▶ **WORK TO BE COMPLETED**: Select the lines below containing the word "time".

::: AVAILABLE RECORDS

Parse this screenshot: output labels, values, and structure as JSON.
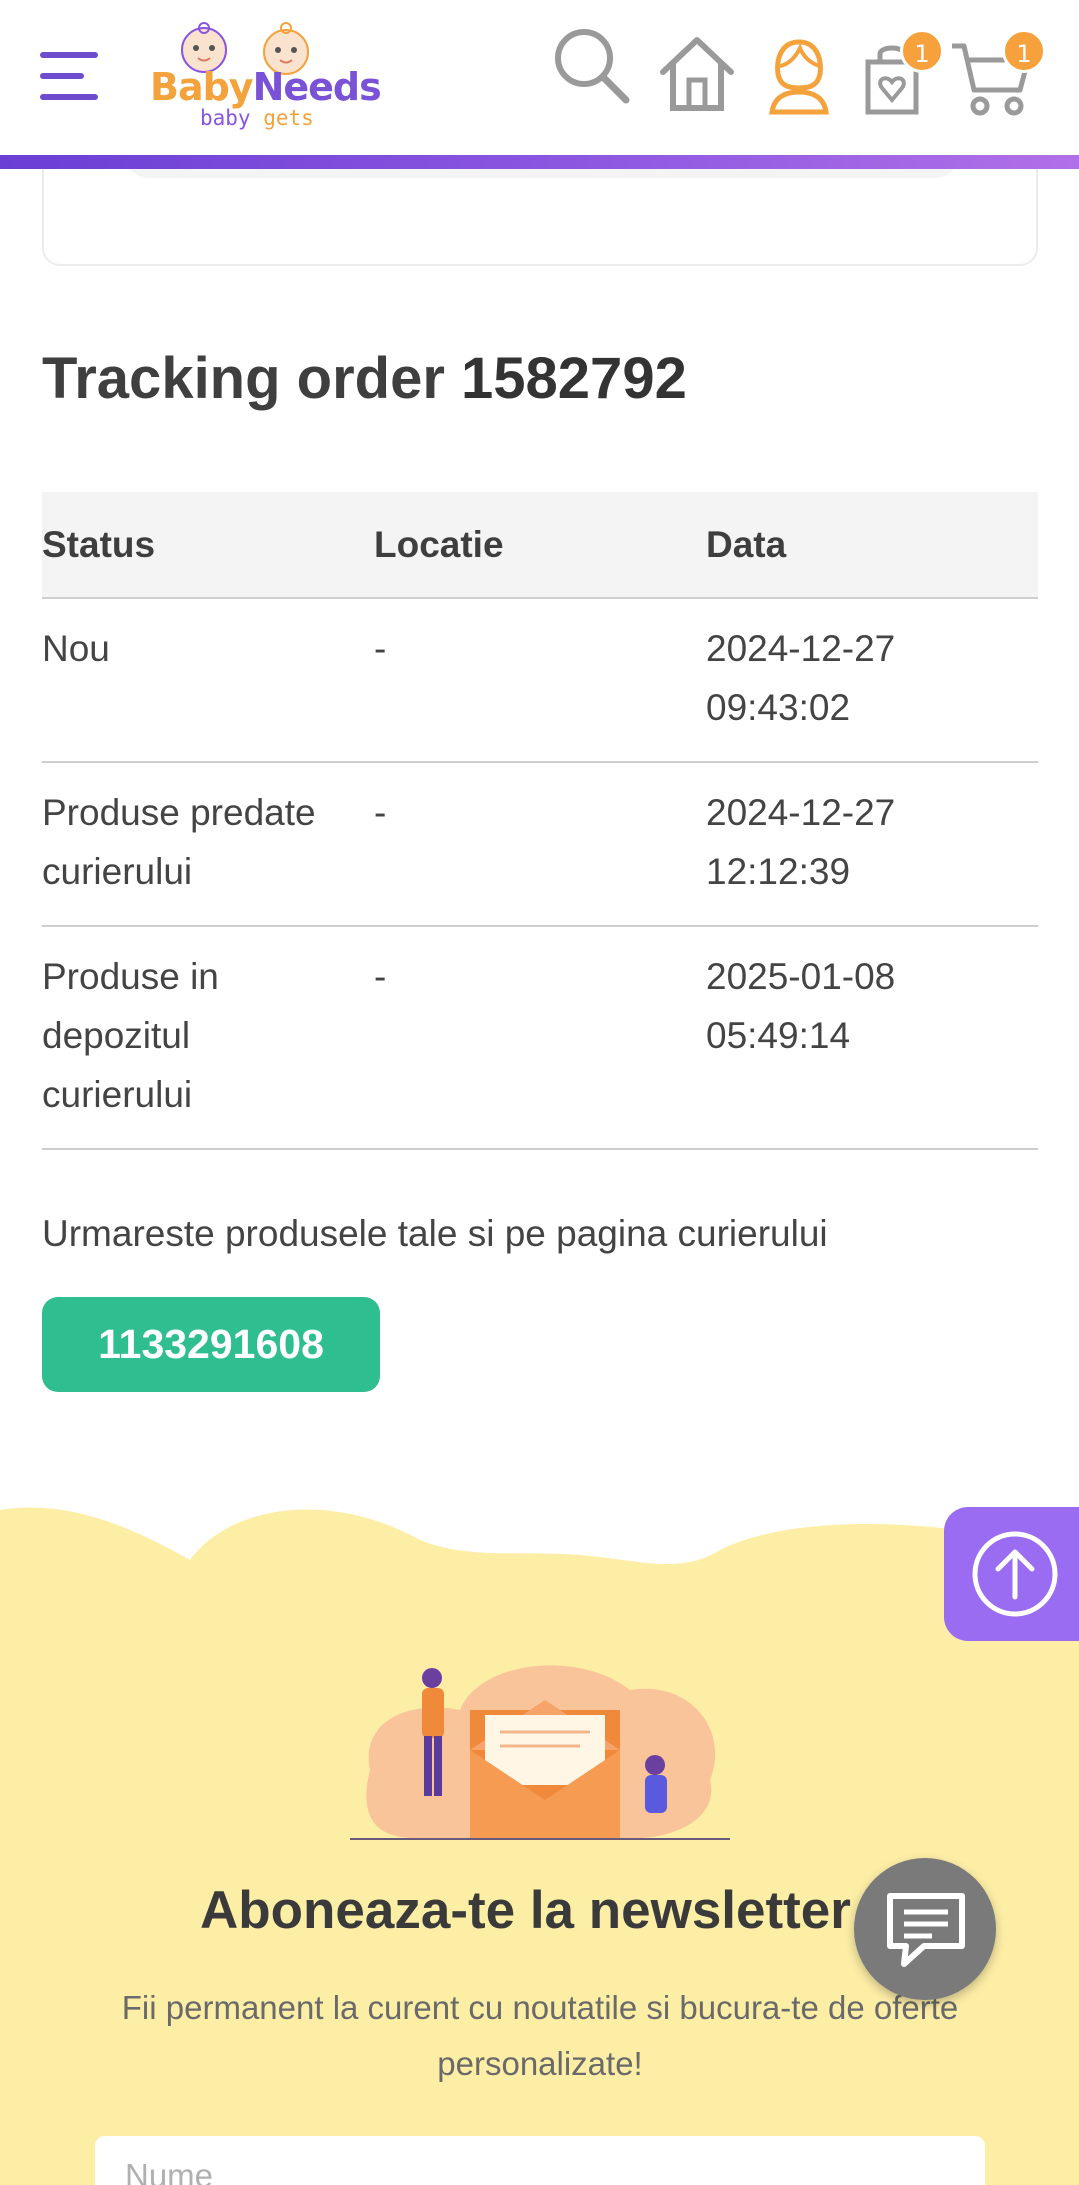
{
  "header": {
    "logo": {
      "brand_part1": "Baby",
      "brand_part2": "Needs",
      "tagline_part1": "baby ",
      "tagline_part2": "gets"
    },
    "wishlist_count": "1",
    "cart_count": "1",
    "icons": [
      "menu-icon",
      "search-icon",
      "home-icon",
      "account-icon",
      "wishlist-icon",
      "cart-icon"
    ],
    "accent_color": "#6f4bcf"
  },
  "tracking": {
    "title_prefix": "Tracking order ",
    "order_number": "1582792",
    "columns": [
      "Status",
      "Locatie",
      "Data"
    ],
    "rows": [
      {
        "status": "Nou",
        "location": "-",
        "date": "2024-12-27",
        "time": "09:43:02"
      },
      {
        "status_line1": "Produse predate",
        "status_line2": "curierului",
        "location": "-",
        "date": "2024-12-27",
        "time": "12:12:39"
      },
      {
        "status_line1": "Produse in",
        "status_line2": "depozitul",
        "status_line3": "curierului",
        "location": "-",
        "date": "2025-01-08",
        "time": "05:49:14"
      }
    ],
    "follow_text": "Urmareste produsele tale si pe pagina curierului",
    "awb_number": "1133291608",
    "button_color": "#2fbe8f"
  },
  "newsletter": {
    "title": "Aboneaza-te la newsletter",
    "subtitle": "Fii permanent la curent cu noutatile si bucura-te de oferte personalizate!",
    "name_placeholder": "Nume",
    "background_color": "#fdeea6"
  },
  "floating": {
    "scroll_top_icon": "arrow-up-icon",
    "chat_icon": "chat-icon"
  }
}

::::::

▶ **OUTPUT BELOW**:
        "time": "09:43:02"
        "time": "12:12:39"
        "time": "05:49:14"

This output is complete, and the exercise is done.